“ACC plans to develop 100MW commercial rooftop Distributed Solar PV in 2016. Our advantaged resource platform and brand will surely attract more and more world class partners along with the expansion of ACC’s solar business,” Said Michael Lv, “Solar industry is a capital-intensive industry …we are focusing on financing, efficient asset allocation, asset operation and management optimization. ACC aims to be the largest Distributed Solar Developer in China in the following 3 years!”
Rooftop Solar PV
“Elegant enough to show around to the guests, and diligent enough to make good cuisines.” — Essential Character of Distributed Solar Development
A good Distributed Solar Developer should have the essential characters of the idea traditional Chines woman, “Elegant enough to show around to the guests, and diligent enough to make good cuisines.” ACC is capable of communicating well with its clients, sharing ideas and thoughts with them, and devoting itself to high quality projects. Normally, the size of Distributed Solar PV is small, delicate management measures to control the cost is also very important.
Mr. Thomas Lapham, CEO of ACC is an American, but is well educated about the Eastern style philosophy and Chinese customs while still maintaining the Western mentality. Tom’s Chinese language level has surpassed “TEM-8.” Initially, the author had asked a series of questions including ACC’s Distributed Solar business, ACC financed business model, the business model comparison between ACC and Solarcity. Tom had waited for a long time and didn’t interrupt the conversation between the author and Michael. At the end of the conversation, even the author nearly failed to remember the previous questions, but Tom duly had the answers to the previous questions replying “SolarCity focuses on residential projects with system capacity under 10Kw, ACC focus on commercial rooftop projects…”

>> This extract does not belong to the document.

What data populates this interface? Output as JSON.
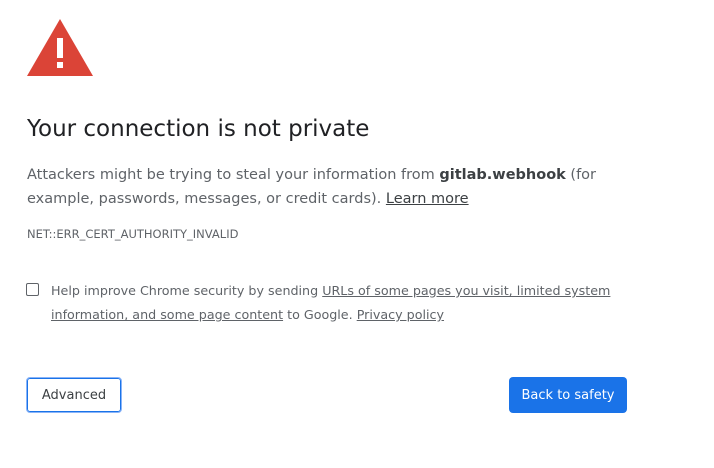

The foreign company work experience and educational background provided by elite schools of ACC staff and high management team doesn’t just look good on paper. Mr. Tang Hao, Senior VP said, “We have similar educational backgrounds and work experience as our clients, making us more familiar with foreign clients’ work style and allowing for easy communication.” Tang Hao told the author for some large scale Distributed project, the Chinese style project development method is to communicate with the building owner, and build relationships with all related people. ACC aims to meet with all project team members involved and win the clients recognition and respect.
To save time and money, ACC team have developed an optimized project development process, similar to assembly line work. When team members are travelling for business, they plan to meet with as many clients as possible to improve the efficiency of the trip and reduce the overall costs.
The reasons that the author likes ACC is because they always stay conscious to their mission and remain grounded. Many companies fly too close to the sun and the development goals they set are too ambitious for their resources and business executive ability. Maybe the rise of ACC will help the solar industry to mature, while remaining down to earth, but making the most of every opportunity under the sun.